36 of 37 people found the following review helpful
This review is from: Flesh And Blood [DVD] (DVD)
Flesh and Blood is a 1985 movie by Paul Verhoeven, the director who is most notable for his sci-fi films such as Robocop, Total Recall and Starship Troopers. In this film he turns his attention to the late Medieval/early Renaissance era with an adventure that follows a group of Landsknecht mercenaries.
It is 1501, and war is raging in Italy. Arnolfini, a rich and powerful warlord is besieging an enemy town. Assisting Arnolfini's army is Captain Martin and his band of mercenary thugs. When Martin's troops are victorious in taking the town, Arnolfini betrays them and confiscates all their loot for himself - booting Martin's men out of the town in the process.

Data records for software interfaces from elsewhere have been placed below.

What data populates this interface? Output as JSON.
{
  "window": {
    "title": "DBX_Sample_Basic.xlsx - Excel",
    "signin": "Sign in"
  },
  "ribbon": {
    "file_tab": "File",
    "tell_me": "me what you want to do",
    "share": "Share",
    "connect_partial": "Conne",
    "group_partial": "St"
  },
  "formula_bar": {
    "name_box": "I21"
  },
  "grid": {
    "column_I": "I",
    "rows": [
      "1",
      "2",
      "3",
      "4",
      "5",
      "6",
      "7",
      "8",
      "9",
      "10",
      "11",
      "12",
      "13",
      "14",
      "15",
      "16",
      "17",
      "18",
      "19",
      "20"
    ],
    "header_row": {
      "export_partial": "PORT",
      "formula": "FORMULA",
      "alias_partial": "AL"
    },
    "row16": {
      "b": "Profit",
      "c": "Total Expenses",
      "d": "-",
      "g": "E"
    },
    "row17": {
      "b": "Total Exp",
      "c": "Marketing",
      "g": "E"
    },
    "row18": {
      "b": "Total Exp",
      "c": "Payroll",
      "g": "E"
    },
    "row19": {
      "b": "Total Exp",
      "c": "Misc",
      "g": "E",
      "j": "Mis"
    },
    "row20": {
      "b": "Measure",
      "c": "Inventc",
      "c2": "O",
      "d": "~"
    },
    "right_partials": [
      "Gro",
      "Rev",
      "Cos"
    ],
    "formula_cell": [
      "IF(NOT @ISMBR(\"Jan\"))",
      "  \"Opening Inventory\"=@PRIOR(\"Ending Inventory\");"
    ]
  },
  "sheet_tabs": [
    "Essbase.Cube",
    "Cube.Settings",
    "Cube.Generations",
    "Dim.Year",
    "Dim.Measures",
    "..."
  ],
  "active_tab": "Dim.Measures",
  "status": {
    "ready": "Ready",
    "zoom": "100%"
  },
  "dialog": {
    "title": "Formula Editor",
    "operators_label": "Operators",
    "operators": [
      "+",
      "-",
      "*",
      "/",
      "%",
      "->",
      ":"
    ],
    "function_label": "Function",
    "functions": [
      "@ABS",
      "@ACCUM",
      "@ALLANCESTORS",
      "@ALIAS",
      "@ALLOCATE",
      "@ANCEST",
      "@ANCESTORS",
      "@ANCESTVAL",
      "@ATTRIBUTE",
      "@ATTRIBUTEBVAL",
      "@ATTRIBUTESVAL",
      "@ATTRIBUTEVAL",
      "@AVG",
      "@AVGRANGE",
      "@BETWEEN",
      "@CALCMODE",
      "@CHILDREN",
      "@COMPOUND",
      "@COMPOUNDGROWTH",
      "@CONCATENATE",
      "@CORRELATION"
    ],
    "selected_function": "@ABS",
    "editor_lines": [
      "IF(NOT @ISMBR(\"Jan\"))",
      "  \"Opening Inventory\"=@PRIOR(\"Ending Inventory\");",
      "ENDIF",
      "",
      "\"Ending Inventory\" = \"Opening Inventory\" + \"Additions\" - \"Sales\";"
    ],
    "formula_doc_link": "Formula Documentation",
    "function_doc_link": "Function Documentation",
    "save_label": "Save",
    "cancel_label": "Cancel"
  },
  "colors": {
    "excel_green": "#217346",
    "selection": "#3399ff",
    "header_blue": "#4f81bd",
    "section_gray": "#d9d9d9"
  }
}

Martin's soldiers find themselves wandering aimlessly through the countryside until they uncover a statue of St. Martin. A cardinal sees this as a sign that they have been favoured by God. Invigorated by this news, the band hatch a plot of revenge against Arnolfini by kidnapping Agnes, the bride to be for Arnolfini's son, Steven. This sets off a series of events that sees them fighting their way across the land, storming a castle, battling knights, and facing a terrible plague.
Despite being mostly ignored during its release, Flesh and Blood is an excellent film, and probably one of the best films about this much ignored time period.
The acting is usually brilliant, especially that by the reliable Rutger Hauer (Blade Runner) as the roguish Martin, and the wonderfully over acting Ronald Lacey (Raiders of the Lost Ark) as a mad, self-flagellating Cardinal.
Although it is not entirely accurate, the film does make an attempt at realism with the relatively correct costumes and authentic late medieval castles as sets.
The directing by Verhoeven is good, and the film contains many memorable scenes. The music is an epic orchestral score, and it's good but forgettable. The story moves along at a brisk pace, but it does slow down a bit after the gang find themselves trapped in a castle - although it never becomes boring or dull.
It should be noted that this film is filled with scenes of brutal violence and graphic nudity from the beginning, making no attempt at presenting an idyllic version of the past. Verhoeven wants to present an anti-medieval movie - there are no Knights in shining armour rescuing damsels in distress; instead it is a study of a cruel and savage world. Verhoeven makes sure the film's never too serious and never too silly, making a rather balanced movie.
This film is worth getting if you want to see an action packed medieval adventure movie. Just don't expect a too serious story and you might enjoy it.
The DVD - sadly there aren't any special features, and the menu is primitive - using only symbols instead of words, but there are still chapter selections. The film has a soundtrack in English, German, French, Italian and Spanish. There is also a hard of hearing option in English and German.